Electricity bills for commercial and industrial buildings are composed of two charges: energy usage (measured in kwh) and demand charges (measured in kw). C&I customers often pay thousands of dollars a month for the peak power demand they encounter during any 15-minute period. Depending on the equipment being used in the building, these demand charges can exceed the energy usage charges. For example, a facility’s average demand may be 100 kW ($2,000 a month with a $20/kW demand charge), but for several hours a month the demand may spike up to 300 kW ($6,000/month). An ESS that senses when these demand peaks occur — and then discharges batteries instead of drawing power from the grid — can completely eliminate these high peak demand charges.
To learn more about the economics of commercial energy storage systems — and why these systems are rapidly gaining market traction — Listen up to this week’s Energy Show on Renewable Energy World.
About the Energy Show
As energy costs consume more and more of our hard-earned dollars, we as consumers really start to pay attention. But we don't have to resign ourselves to $5/gallon gas prices, $200/month electric bills and $500 heating bills. There are literally hundreds of products, tricks and techniques that we can use to dramatically reduce these costs — very affordably.
The Energy Show on Renewable Energy World is a weekly 20-minute podcast that provides tips and advice to reduce your home and business energy consumption. Every week we'll cover topics that will help cut your energy bill, explain new products and technologies in plain English, and cut through the hype so that you can make smart and cost-effective energy choices.
About Your Host
Barry Cinnamon is a long-time advocate of renewable energy and is a widely recognized solar power expert. In 2001 he founded Akeena Solar — which grew to become the largest national residential solar installer by the middle of the last decade with over 10,000 rooftop customers coast to coast. He partnered with Westinghouse to create Westinghouse Solar in 2010, and sold the company in 2012.
His pioneering work on reducing costs of rooftop solar power systems include Andalay, the first solar panel with integrated racking, grounding and wiring; the first UL listed AC solar panel; and the first fully “plug and play” AC solar panel. His current efforts are focused on reducing the soft costs for solar power systems, which cause system prices in the U.S. to be double those of Germany.

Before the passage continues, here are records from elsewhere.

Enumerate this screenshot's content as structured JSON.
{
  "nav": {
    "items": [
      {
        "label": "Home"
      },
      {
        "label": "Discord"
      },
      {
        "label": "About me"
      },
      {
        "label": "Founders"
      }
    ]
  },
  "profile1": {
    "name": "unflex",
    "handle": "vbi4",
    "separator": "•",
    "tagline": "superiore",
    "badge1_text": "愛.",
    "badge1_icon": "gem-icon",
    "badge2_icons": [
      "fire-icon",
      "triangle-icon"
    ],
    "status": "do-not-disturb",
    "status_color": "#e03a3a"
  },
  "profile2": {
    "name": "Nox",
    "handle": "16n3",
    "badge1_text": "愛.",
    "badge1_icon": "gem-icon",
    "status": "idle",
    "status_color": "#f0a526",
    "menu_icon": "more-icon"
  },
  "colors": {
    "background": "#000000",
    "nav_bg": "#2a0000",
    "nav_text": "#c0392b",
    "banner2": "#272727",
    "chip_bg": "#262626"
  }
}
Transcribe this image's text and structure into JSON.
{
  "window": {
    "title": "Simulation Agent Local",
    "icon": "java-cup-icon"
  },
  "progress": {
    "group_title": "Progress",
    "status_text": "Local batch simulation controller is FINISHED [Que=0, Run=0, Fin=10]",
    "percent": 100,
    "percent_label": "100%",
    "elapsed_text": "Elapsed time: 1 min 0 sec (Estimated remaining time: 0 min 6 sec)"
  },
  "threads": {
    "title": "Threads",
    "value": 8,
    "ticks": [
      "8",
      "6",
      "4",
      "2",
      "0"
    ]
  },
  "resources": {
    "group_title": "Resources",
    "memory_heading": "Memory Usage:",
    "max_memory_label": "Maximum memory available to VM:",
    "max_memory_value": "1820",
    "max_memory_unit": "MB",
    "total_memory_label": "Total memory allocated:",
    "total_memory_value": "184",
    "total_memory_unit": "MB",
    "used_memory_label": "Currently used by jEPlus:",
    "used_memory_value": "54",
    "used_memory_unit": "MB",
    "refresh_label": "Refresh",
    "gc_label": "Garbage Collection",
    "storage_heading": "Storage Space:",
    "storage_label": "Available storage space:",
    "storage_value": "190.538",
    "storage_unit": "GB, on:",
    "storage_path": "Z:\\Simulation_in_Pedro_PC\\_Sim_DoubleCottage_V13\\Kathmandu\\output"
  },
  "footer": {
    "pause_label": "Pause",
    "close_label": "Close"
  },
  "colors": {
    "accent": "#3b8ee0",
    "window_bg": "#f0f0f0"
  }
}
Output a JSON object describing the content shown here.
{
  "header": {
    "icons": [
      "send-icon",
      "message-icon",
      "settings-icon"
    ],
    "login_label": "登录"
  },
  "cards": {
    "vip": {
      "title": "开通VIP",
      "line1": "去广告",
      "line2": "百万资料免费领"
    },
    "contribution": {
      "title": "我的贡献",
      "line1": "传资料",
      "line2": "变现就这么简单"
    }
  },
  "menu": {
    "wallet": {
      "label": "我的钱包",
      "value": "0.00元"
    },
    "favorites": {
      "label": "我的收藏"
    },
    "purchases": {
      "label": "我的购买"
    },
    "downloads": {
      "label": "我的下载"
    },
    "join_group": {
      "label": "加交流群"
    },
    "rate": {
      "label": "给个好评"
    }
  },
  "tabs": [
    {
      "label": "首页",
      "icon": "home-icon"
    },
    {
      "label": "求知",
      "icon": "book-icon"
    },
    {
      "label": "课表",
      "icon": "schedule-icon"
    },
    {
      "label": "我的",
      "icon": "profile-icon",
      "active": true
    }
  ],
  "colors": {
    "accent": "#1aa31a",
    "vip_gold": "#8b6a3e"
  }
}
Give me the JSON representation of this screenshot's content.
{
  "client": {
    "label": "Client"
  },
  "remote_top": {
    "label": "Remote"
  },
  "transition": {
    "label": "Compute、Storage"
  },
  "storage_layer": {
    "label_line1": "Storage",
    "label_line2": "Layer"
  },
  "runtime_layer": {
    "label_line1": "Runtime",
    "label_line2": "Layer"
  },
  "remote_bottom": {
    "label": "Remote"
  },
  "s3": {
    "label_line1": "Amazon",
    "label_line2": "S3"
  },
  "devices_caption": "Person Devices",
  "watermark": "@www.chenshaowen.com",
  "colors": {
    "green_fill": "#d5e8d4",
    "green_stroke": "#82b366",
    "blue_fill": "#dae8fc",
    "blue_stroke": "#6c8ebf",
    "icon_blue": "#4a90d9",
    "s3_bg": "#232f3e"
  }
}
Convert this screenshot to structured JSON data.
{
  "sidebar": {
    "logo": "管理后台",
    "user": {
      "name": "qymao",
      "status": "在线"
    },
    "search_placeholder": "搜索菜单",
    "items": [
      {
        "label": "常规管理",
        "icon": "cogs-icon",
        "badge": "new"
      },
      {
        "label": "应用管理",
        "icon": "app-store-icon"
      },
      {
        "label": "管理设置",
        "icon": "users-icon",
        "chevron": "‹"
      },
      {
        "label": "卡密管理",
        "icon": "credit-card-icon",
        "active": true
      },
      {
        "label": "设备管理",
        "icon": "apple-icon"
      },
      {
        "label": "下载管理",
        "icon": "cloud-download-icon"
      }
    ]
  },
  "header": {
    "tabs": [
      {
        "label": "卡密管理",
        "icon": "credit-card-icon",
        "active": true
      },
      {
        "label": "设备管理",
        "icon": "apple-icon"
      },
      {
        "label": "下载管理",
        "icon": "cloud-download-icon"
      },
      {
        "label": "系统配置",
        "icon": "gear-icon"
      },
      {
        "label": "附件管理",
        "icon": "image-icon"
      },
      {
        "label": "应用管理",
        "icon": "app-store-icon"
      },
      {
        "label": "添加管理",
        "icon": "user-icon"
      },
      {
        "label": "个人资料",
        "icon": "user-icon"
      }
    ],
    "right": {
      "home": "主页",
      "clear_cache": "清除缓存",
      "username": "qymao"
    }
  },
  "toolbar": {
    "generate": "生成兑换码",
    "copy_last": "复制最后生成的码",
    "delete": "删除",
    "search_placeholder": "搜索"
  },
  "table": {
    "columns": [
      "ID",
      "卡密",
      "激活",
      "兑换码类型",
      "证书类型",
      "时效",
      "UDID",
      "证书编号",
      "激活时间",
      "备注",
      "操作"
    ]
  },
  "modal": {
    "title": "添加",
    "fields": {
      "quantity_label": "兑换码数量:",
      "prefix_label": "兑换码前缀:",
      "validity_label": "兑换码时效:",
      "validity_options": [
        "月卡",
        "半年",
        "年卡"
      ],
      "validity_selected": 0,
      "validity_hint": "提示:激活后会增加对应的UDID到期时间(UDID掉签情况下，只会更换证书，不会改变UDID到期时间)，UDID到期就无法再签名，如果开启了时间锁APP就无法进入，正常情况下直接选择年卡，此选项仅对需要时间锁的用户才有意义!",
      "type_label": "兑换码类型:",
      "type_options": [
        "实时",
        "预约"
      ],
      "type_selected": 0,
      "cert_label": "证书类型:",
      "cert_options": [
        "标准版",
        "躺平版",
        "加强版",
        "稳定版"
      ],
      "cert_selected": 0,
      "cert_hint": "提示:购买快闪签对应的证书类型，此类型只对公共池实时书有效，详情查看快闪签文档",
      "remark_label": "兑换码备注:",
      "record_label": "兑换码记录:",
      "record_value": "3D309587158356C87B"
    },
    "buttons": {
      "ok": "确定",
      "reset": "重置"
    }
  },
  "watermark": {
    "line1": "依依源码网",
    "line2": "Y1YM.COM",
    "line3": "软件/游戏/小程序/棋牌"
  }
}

Although Barry may be known for his outspoken work in the solar industry, he has hands-on experience with a wide range of energy saving technologies. He's been doing residential energy audits since the punch card days, developed one of the first ground-source heat pumps in the early ‘80s, and always abides by the Laws of Thermodynamics.
This podcast was originally produced by Spice Solar and was presented here with permission.
Lead image credit: Patrick Breitenbach | Flickr